Requirement.
Copy the records below exactly, leaving out any pictures.
::::::::::
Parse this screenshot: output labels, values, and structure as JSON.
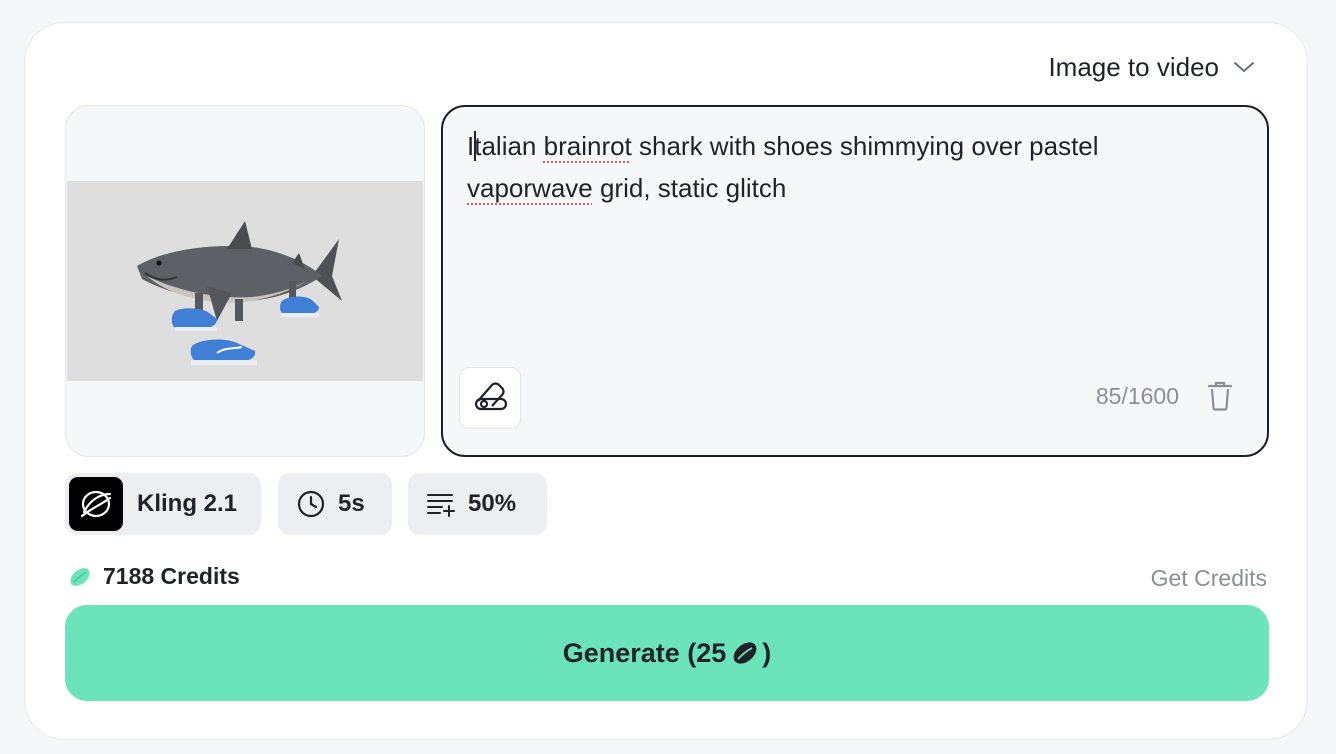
{
  "mode_select": {
    "label": "Image to video"
  },
  "image": {
    "alt": "Shark wearing blue sneakers"
  },
  "prompt": {
    "first_letter": "I",
    "text_part1": "talian ",
    "spell_word1": "brainrot",
    "text_part2": " shark with shoes shimmying over pastel\n",
    "spell_word2": "vaporwave",
    "text_part3": " grid, static glitch",
    "char_count": "85/1600"
  },
  "options": {
    "model": "Kling 2.1",
    "duration": "5s",
    "strength": "50%"
  },
  "credits": {
    "balance": "7188 Credits",
    "get_label": "Get Credits"
  },
  "generate": {
    "label_prefix": "Generate (25",
    "label_suffix": ")"
  },
  "colors": {
    "accent": "#6be3bb",
    "border_active": "#1c1f24",
    "muted_text": "#8a8f97"
  }
}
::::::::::
Exercise response.
Parse this screenshot: output labels, values, and structure as JSON.
{
  "mode_select": {
    "label": "Image to video"
  },
  "image": {
    "alt": "Shark wearing blue sneakers"
  },
  "prompt": {
    "first_letter": "I",
    "text_part1": "talian ",
    "spell_word1": "brainrot",
    "text_part2": " shark with shoes shimmying over pastel\n",
    "spell_word2": "vaporwave",
    "text_part3": " grid, static glitch",
    "char_count": "85/1600"
  },
  "options": {
    "model": "Kling 2.1",
    "duration": "5s",
    "strength": "50%"
  },
  "credits": {
    "balance": "7188 Credits",
    "get_label": "Get Credits"
  },
  "generate": {
    "label_prefix": "Generate (25",
    "label_suffix": ")"
  },
  "colors": {
    "accent": "#6be3bb",
    "border_active": "#1c1f24",
    "muted_text": "#8a8f97"
  }
}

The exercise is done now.